*Exercise*.
What lines in the records include the string "time"? Return each one.

*Exercise materials*.
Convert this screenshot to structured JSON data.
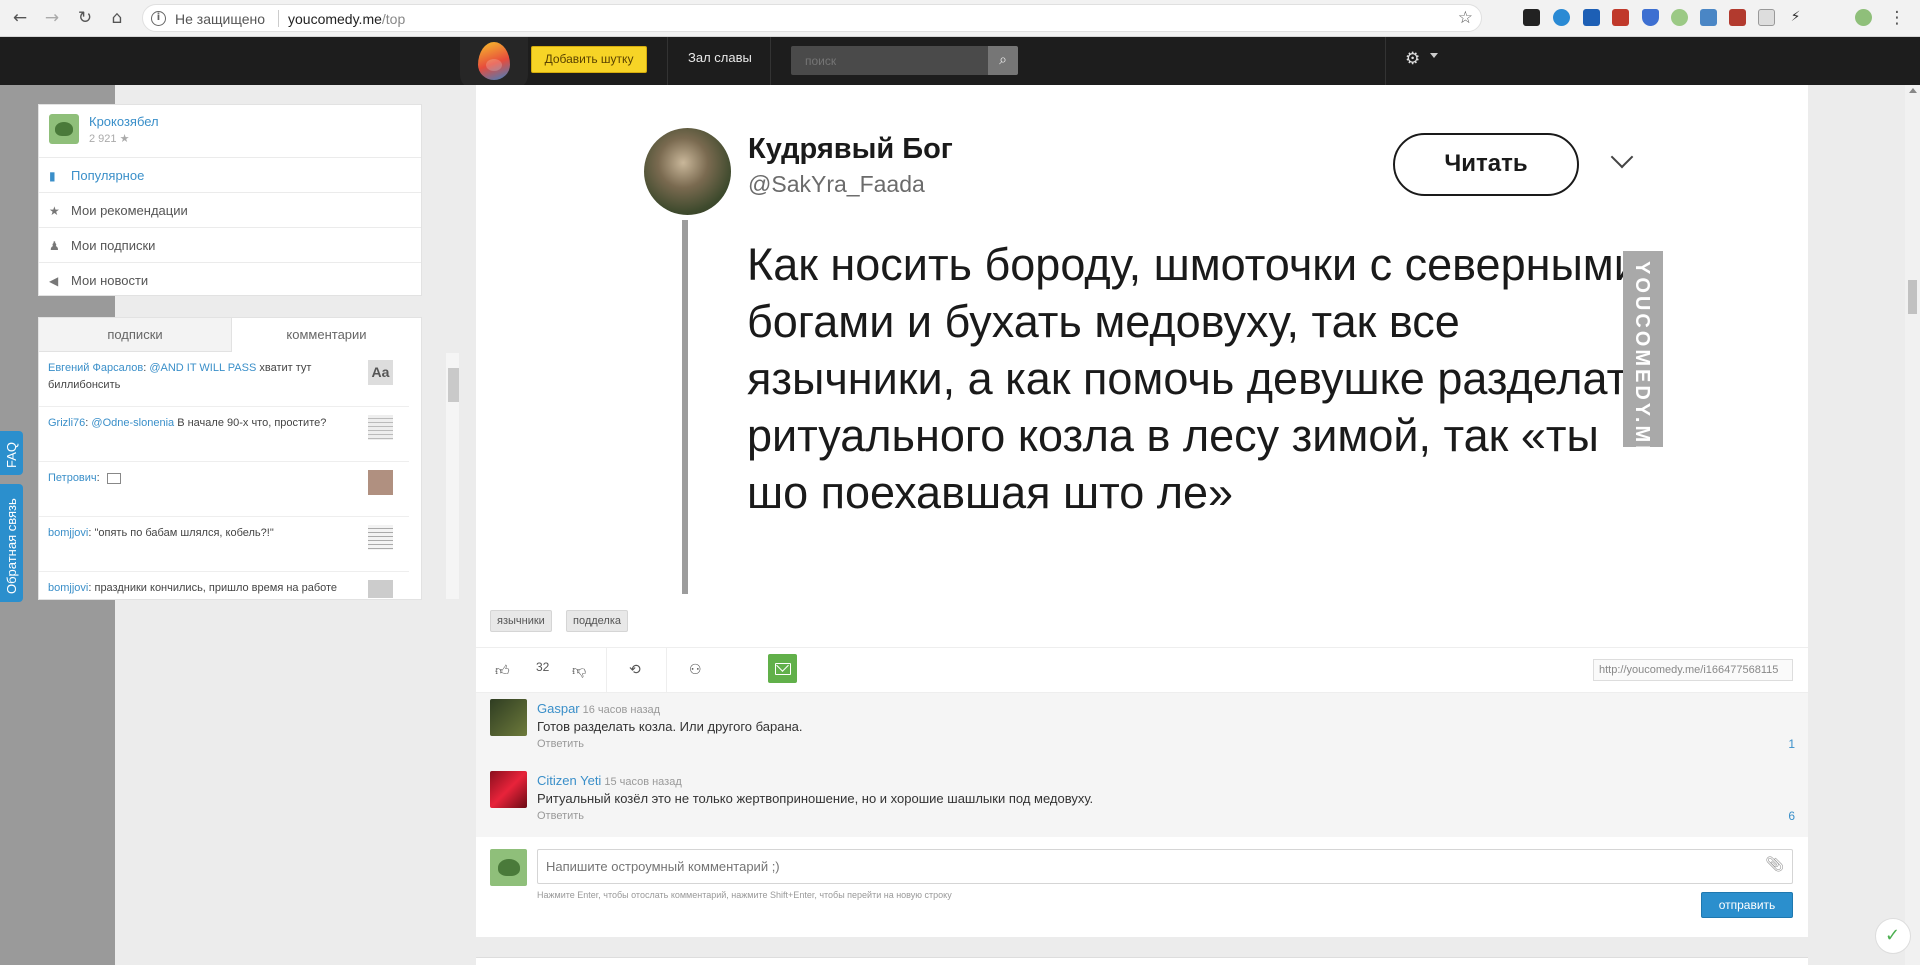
{
  "browser": {
    "security_label": "Не защищено",
    "url_host": "youcomedy.me",
    "url_path": "/top"
  },
  "header": {
    "add_joke_label": "Добавить шутку",
    "hall_of_fame_label": "Зал славы",
    "search_placeholder": "поиск"
  },
  "user": {
    "name": "Крокозябел",
    "rating": "2 921 ★"
  },
  "menu": [
    {
      "label": "Популярное",
      "icon": "bar-chart-icon"
    },
    {
      "label": "Мои рекомендации",
      "icon": "star-icon"
    },
    {
      "label": "Мои подписки",
      "icon": "users-icon"
    },
    {
      "label": "Мои новости",
      "icon": "megaphone-icon"
    }
  ],
  "comments_widget": {
    "tab_subscriptions": "подписки",
    "tab_comments": "комментарии",
    "items": [
      {
        "author": "Евгений Фарсалов",
        "mention": "@AND IT WILL PASS",
        "text": "хватит тут биллибонсить"
      },
      {
        "author": "Grizli76",
        "mention": "@Odne-slonenia",
        "text": "В начале 90-х что, простите?"
      },
      {
        "author": "Петрович",
        "mention": "",
        "text": ""
      },
      {
        "author": "bomjjovi",
        "mention": "",
        "text": "\"опять по бабам шлялся, кобель?!\""
      },
      {
        "author": "bomjjovi",
        "mention": "",
        "text": "праздники кончились, пришло время на работе"
      }
    ]
  },
  "side_tabs": {
    "faq": "FAQ",
    "feedback": "Обратная связь"
  },
  "post": {
    "tweet_name": "Кудрявый Бог",
    "tweet_handle": "@SakYra_Faada",
    "tweet_read": "Читать",
    "tweet_text": "Как носить бороду, шмоточки с северными богами и бухать медовуху, так все язычники, а как помочь девушке разделать ритуального козла в лесу зимой, так «ты шо поехавшая што ле»",
    "watermark": "YOUCOMEDY.ME",
    "tags": [
      "язычники",
      "подделка"
    ],
    "votes": "32",
    "link": "http://youcomedy.me/i166477568115"
  },
  "comments": [
    {
      "author": "Gaspar",
      "time": "16 часов назад",
      "text": "Готов разделать козла. Или другого барана.",
      "reply": "Ответить",
      "count": "1"
    },
    {
      "author": "Citizen Yeti",
      "time": "15 часов назад",
      "text": "Ритуальный козёл это не только жертвоприношение, но и хорошие шашлыки под медовуху.",
      "reply": "Ответить",
      "count": "6"
    }
  ],
  "comment_form": {
    "placeholder": "Напишите остроумный комментарий ;)",
    "hint": "Нажмите Enter, чтобы отослать комментарий, нажмите Shift+Enter, чтобы перейти на новую строку",
    "send_label": "отправить"
  },
  "colors": {
    "accent": "#2b8fcd",
    "add_button": "#f7d426",
    "header_bg": "#1d1d1d"
  }
}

*Response*.
      "time": "16 часов назад",
      "time": "15 часов назад",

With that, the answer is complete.